  • Type 2 Diabetes: Around 80 percent of people who have obstructive sleep apnea also have type 2 diabetes. Additionally, being obese increases the risk of suffering from both conditions.
  • Weight Gain: If you have gained a considerable amount of weight, it can also raise your risk of developing sleep apnea. Sleep apnea also makes it more difficult to lose weight. Being overweight or obese means you have more fat in the neck area, which can obstruct your breathing while you sleep.
  • Asthma: Individuals who have obstructive sleep apnea are more likely to develop asthma, a chronic lung disease.
  • Acid Reflux: Many people who have sleep apnea claim to suffer from acid reflux as well.

Treatment for Sleep Apnea

If you suffer from sleep apnea, you should seek treatment. Many of the other medical conditions that can develop when you have obstructive sleep apnea can be reduced or eliminated with the right treatment.

One means of treatment your doctor may prescribe is the usage of a CPAP machine. CPAP stands for “continuous positive airway pressure.” It is fitted with a hose at the end of which there is a mask. You wear that mask during the night while you sleep and receive oxygen, which can help you to breathe better and can improve your condition overall.

Other forms of treatment include mouth appliances, nerve stimulators, and surgery. It’s important to consult with your doctor to determine which type of treatment is most appropriate for you.

Sleep Apnea News: What’s Happening Right Now

Wondering what’s happening in the world of sleep apnea and sleep disorders? read on below to see a news roundup of the latest reports.

Profile of Mia Amdur

This profile about a girl living with sleep apnea (the daughter of American Sleep Apnea Association’s (ASAA) chief patient officer Adam Amdur) gives a good idea of what the illness is and the dangers of a severe case. Mia inherited adenoidal face syndrome, or “long face syndrome,” from both parents, and at age two once stopped breathing 27 times during one night. Her case required some plastic surgery to her face and a CPAP mask that gives her air while she sleeps, but thankfully, as a nine-year-old girl she seems to be doing fine.

NFL Star Talks About Sleep Apnea Diagnosis

Three years ago, football star Ryan Jensen’s career was in jeopardy. Despite getting eight hours of sleep per night, he was always tired; he kept losing weight and was so sluggish on the field that he was cut from the Baltimore Ravens. Even his loved ones noticed a change in behavior, as he was always acting angry now. Eventually his wife discovered that he was not breathing while he slept, and a home test revealed that he had sleep apnea. After getting treatment, Jensen credits his diagnosis with saving his career.

Lawsuit Over Workplace Discrimination

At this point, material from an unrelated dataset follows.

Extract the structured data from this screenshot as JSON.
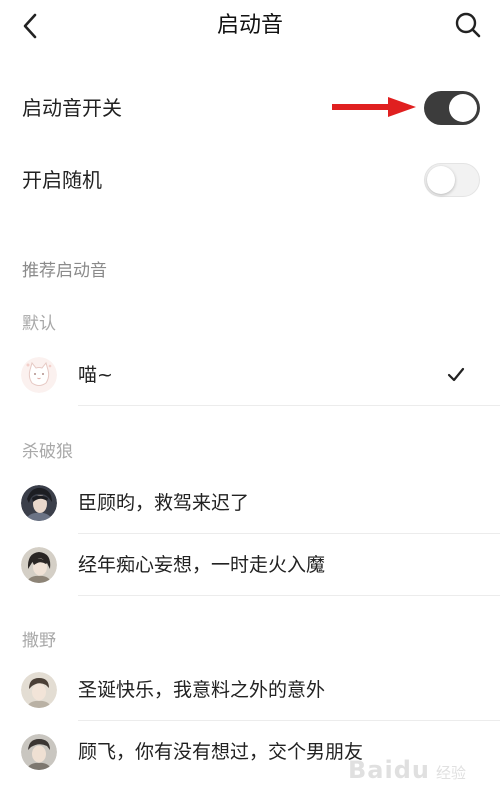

Gary Elias, a former employee at the Arizona State University, has filed a case with the Arizona Board of Regents over discrimination for his sleep apnea. Originally his supervisors gave him flexible work hours and allowed him to work from home in order to accommodate his condition, but in December 2014 a new boss revoked them. As a result he says that he “experienced severe daytime sleepiness, difficulty concentrating, and significant anxiety,” performed poorly and was eventually fired. The case was filed on August 31 and will have its first pretrial conference in November.

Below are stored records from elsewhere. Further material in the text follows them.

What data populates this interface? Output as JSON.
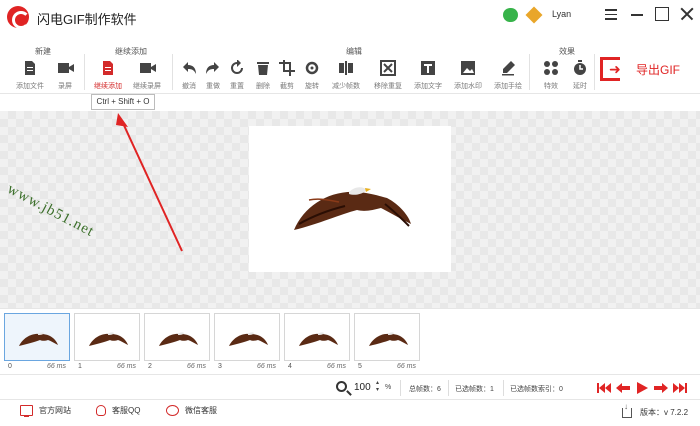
{
  "app": {
    "title": "闪电GIF制作软件",
    "username": "Lyan",
    "icons": [
      "app-logo-icon",
      "wechat-icon",
      "vip-icon",
      "menu-icon",
      "minimize-icon",
      "maximize-icon",
      "close-icon"
    ]
  },
  "toolbar": {
    "groups": {
      "new": "新建",
      "continue_add": "继续添加",
      "edit": "编辑",
      "effects": "效果"
    },
    "buttons": {
      "add_file": "添加文件",
      "record_screen": "录屏",
      "continue_add": "继续添加",
      "continue_record": "继续录屏",
      "undo": "撤消",
      "redo": "重做",
      "reset": "重置",
      "delete": "删除",
      "crop": "截剪",
      "rotate": "旋转",
      "reduce_frames": "减少帧数",
      "remove_duplicates": "移除重复",
      "add_text": "添加文字",
      "add_watermark": "添加水印",
      "add_handwriting": "添加手绘",
      "special_effects": "特效",
      "delay": "延时"
    },
    "export_label": "导出GIF",
    "tooltip": "Ctrl + Shift + O",
    "active_button": "continue_add"
  },
  "canvas": {
    "watermark": "www.jb51.net"
  },
  "frames": [
    {
      "index": "0",
      "duration": "66 ms",
      "selected": true
    },
    {
      "index": "1",
      "duration": "66 ms",
      "selected": false
    },
    {
      "index": "2",
      "duration": "66 ms",
      "selected": false
    },
    {
      "index": "3",
      "duration": "66 ms",
      "selected": false
    },
    {
      "index": "4",
      "duration": "66 ms",
      "selected": false
    },
    {
      "index": "5",
      "duration": "66 ms",
      "selected": false
    }
  ],
  "status": {
    "zoom_value": "100",
    "zoom_unit": "%",
    "total_frames": "总帧数：6",
    "selected_frames": "已选帧数：1",
    "selected_index": "已选帧数索引：0"
  },
  "footer": {
    "official_site": "官方网站",
    "qq_support": "客服QQ",
    "wechat_support": "微信客服",
    "version": "版本：v 7.2.2"
  },
  "colors": {
    "accent": "#e02424",
    "selected_frame_border": "#6aa6e0",
    "canvas_bg": "#f1f1f1"
  }
}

“Zap” Could Replace CPAP as Treatment

A new treatment could help people with severe sleep apnea. Called “Inspire,” this nerve stimulator can be turned on before sleep and then prevents the tongue from blocking the air passage, allowing those with the condition to breathe normally. This would replace the continuous positive airway pressure (CPAP) masks which are worn to supply air during sleep; these masks can be difficult to clean, and are cumbersome when one travels. Inspire was approved for use in the United States in 2014, and five-year trials seems to show that users are doing well.